_To do_: Each record must be repeated exactly. None may be dropped.

____________

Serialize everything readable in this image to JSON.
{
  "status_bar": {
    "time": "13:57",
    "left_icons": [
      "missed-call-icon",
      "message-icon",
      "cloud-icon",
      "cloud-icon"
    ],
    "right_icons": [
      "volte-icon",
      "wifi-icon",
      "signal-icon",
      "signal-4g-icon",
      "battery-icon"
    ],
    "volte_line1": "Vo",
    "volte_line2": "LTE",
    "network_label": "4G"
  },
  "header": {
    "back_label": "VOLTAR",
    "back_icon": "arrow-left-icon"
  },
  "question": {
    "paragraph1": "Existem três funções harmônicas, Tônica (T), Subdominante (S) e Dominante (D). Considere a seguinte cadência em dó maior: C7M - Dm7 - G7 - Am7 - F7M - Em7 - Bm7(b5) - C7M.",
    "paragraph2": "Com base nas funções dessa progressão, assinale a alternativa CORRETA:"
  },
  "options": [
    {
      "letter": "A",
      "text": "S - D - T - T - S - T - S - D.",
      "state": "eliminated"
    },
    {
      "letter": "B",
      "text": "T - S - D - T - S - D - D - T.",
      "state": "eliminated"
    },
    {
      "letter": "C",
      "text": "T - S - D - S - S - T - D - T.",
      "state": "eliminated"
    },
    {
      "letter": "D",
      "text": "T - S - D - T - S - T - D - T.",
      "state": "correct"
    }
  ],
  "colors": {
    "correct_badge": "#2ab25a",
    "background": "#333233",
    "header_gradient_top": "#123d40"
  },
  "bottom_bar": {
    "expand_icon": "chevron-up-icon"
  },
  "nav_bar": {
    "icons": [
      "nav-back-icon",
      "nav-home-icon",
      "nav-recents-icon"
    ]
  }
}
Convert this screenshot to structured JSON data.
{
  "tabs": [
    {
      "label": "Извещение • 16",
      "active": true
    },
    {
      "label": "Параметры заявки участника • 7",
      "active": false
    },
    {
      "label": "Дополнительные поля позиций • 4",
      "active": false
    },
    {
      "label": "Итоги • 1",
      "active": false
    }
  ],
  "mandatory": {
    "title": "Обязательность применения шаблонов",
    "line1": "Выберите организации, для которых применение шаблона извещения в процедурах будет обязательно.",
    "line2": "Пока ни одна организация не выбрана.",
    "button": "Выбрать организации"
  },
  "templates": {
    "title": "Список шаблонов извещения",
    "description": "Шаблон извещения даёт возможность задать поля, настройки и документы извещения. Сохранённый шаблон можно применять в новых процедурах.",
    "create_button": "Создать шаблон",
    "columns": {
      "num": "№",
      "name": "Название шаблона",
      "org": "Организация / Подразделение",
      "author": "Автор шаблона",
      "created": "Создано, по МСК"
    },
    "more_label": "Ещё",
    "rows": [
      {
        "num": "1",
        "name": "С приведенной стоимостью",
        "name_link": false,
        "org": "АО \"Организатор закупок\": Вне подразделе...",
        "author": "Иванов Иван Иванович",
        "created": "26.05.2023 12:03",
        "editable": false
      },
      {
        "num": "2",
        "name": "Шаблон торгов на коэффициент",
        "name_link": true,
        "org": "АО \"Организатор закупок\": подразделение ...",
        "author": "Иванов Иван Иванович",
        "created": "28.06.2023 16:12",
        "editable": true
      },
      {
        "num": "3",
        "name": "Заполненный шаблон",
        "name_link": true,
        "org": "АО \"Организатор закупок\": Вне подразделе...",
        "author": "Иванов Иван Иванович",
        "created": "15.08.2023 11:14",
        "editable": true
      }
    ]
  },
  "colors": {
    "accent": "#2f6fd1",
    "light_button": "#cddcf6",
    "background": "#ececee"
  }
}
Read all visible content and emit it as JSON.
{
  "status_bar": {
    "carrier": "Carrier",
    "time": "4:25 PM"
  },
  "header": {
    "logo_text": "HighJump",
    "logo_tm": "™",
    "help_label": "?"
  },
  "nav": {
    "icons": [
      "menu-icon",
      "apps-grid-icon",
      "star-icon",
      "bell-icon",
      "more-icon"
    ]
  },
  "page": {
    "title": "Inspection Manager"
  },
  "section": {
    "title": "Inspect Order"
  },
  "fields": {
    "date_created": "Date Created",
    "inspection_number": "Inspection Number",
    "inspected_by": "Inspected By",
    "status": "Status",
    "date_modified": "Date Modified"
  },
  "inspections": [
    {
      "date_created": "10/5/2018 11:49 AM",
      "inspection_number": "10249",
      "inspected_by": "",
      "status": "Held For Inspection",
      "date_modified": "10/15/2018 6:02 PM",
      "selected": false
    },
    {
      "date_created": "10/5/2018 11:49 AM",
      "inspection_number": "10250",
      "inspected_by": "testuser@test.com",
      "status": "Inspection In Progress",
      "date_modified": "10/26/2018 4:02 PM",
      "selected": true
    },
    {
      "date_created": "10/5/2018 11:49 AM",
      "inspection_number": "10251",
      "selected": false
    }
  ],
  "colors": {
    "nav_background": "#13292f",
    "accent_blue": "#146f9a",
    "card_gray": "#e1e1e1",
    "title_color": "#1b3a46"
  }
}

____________

_Expected answer_:
Serialize everything readable in this image to JSON.
{
  "status_bar": {
    "time": "13:57",
    "left_icons": [
      "missed-call-icon",
      "message-icon",
      "cloud-icon",
      "cloud-icon"
    ],
    "right_icons": [
      "volte-icon",
      "wifi-icon",
      "signal-icon",
      "signal-4g-icon",
      "battery-icon"
    ],
    "volte_line1": "Vo",
    "volte_line2": "LTE",
    "network_label": "4G"
  },
  "header": {
    "back_label": "VOLTAR",
    "back_icon": "arrow-left-icon"
  },
  "question": {
    "paragraph1": "Existem três funções harmônicas, Tônica (T), Subdominante (S) e Dominante (D). Considere a seguinte cadência em dó maior: C7M - Dm7 - G7 - Am7 - F7M - Em7 - Bm7(b5) - C7M.",
    "paragraph2": "Com base nas funções dessa progressão, assinale a alternativa CORRETA:"
  },
  "options": [
    {
      "letter": "A",
      "text": "S - D - T - T - S - T - S - D.",
      "state": "eliminated"
    },
    {
      "letter": "B",
      "text": "T - S - D - T - S - D - D - T.",
      "state": "eliminated"
    },
    {
      "letter": "C",
      "text": "T - S - D - S - S - T - D - T.",
      "state": "eliminated"
    },
    {
      "letter": "D",
      "text": "T - S - D - T - S - T - D - T.",
      "state": "correct"
    }
  ],
  "colors": {
    "correct_badge": "#2ab25a",
    "background": "#333233",
    "header_gradient_top": "#123d40"
  },
  "bottom_bar": {
    "expand_icon": "chevron-up-icon"
  },
  "nav_bar": {
    "icons": [
      "nav-back-icon",
      "nav-home-icon",
      "nav-recents-icon"
    ]
  }
}
Convert this screenshot to structured JSON data.
{
  "tabs": [
    {
      "label": "Извещение • 16",
      "active": true
    },
    {
      "label": "Параметры заявки участника • 7",
      "active": false
    },
    {
      "label": "Дополнительные поля позиций • 4",
      "active": false
    },
    {
      "label": "Итоги • 1",
      "active": false
    }
  ],
  "mandatory": {
    "title": "Обязательность применения шаблонов",
    "line1": "Выберите организации, для которых применение шаблона извещения в процедурах будет обязательно.",
    "line2": "Пока ни одна организация не выбрана.",
    "button": "Выбрать организации"
  },
  "templates": {
    "title": "Список шаблонов извещения",
    "description": "Шаблон извещения даёт возможность задать поля, настройки и документы извещения. Сохранённый шаблон можно применять в новых процедурах.",
    "create_button": "Создать шаблон",
    "columns": {
      "num": "№",
      "name": "Название шаблона",
      "org": "Организация / Подразделение",
      "author": "Автор шаблона",
      "created": "Создано, по МСК"
    },
    "more_label": "Ещё",
    "rows": [
      {
        "num": "1",
        "name": "С приведенной стоимостью",
        "name_link": false,
        "org": "АО \"Организатор закупок\": Вне подразделе...",
        "author": "Иванов Иван Иванович",
        "created": "26.05.2023 12:03",
        "editable": false
      },
      {
        "num": "2",
        "name": "Шаблон торгов на коэффициент",
        "name_link": true,
        "org": "АО \"Организатор закупок\": подразделение ...",
        "author": "Иванов Иван Иванович",
        "created": "28.06.2023 16:12",
        "editable": true
      },
      {
        "num": "3",
        "name": "Заполненный шаблон",
        "name_link": true,
        "org": "АО \"Организатор закупок\": Вне подразделе...",
        "author": "Иванов Иван Иванович",
        "created": "15.08.2023 11:14",
        "editable": true
      }
    ]
  },
  "colors": {
    "accent": "#2f6fd1",
    "light_button": "#cddcf6",
    "background": "#ececee"
  }
}
Read all visible content and emit it as JSON.
{
  "status_bar": {
    "carrier": "Carrier",
    "time": "4:25 PM"
  },
  "header": {
    "logo_text": "HighJump",
    "logo_tm": "™",
    "help_label": "?"
  },
  "nav": {
    "icons": [
      "menu-icon",
      "apps-grid-icon",
      "star-icon",
      "bell-icon",
      "more-icon"
    ]
  },
  "page": {
    "title": "Inspection Manager"
  },
  "section": {
    "title": "Inspect Order"
  },
  "fields": {
    "date_created": "Date Created",
    "inspection_number": "Inspection Number",
    "inspected_by": "Inspected By",
    "status": "Status",
    "date_modified": "Date Modified"
  },
  "inspections": [
    {
      "date_created": "10/5/2018 11:49 AM",
      "inspection_number": "10249",
      "inspected_by": "",
      "status": "Held For Inspection",
      "date_modified": "10/15/2018 6:02 PM",
      "selected": false
    },
    {
      "date_created": "10/5/2018 11:49 AM",
      "inspection_number": "10250",
      "inspected_by": "testuser@test.com",
      "status": "Inspection In Progress",
      "date_modified": "10/26/2018 4:02 PM",
      "selected": true
    },
    {
      "date_created": "10/5/2018 11:49 AM",
      "inspection_number": "10251",
      "selected": false
    }
  ],
  "colors": {
    "nav_background": "#13292f",
    "accent_blue": "#146f9a",
    "card_gray": "#e1e1e1",
    "title_color": "#1b3a46"
  }
}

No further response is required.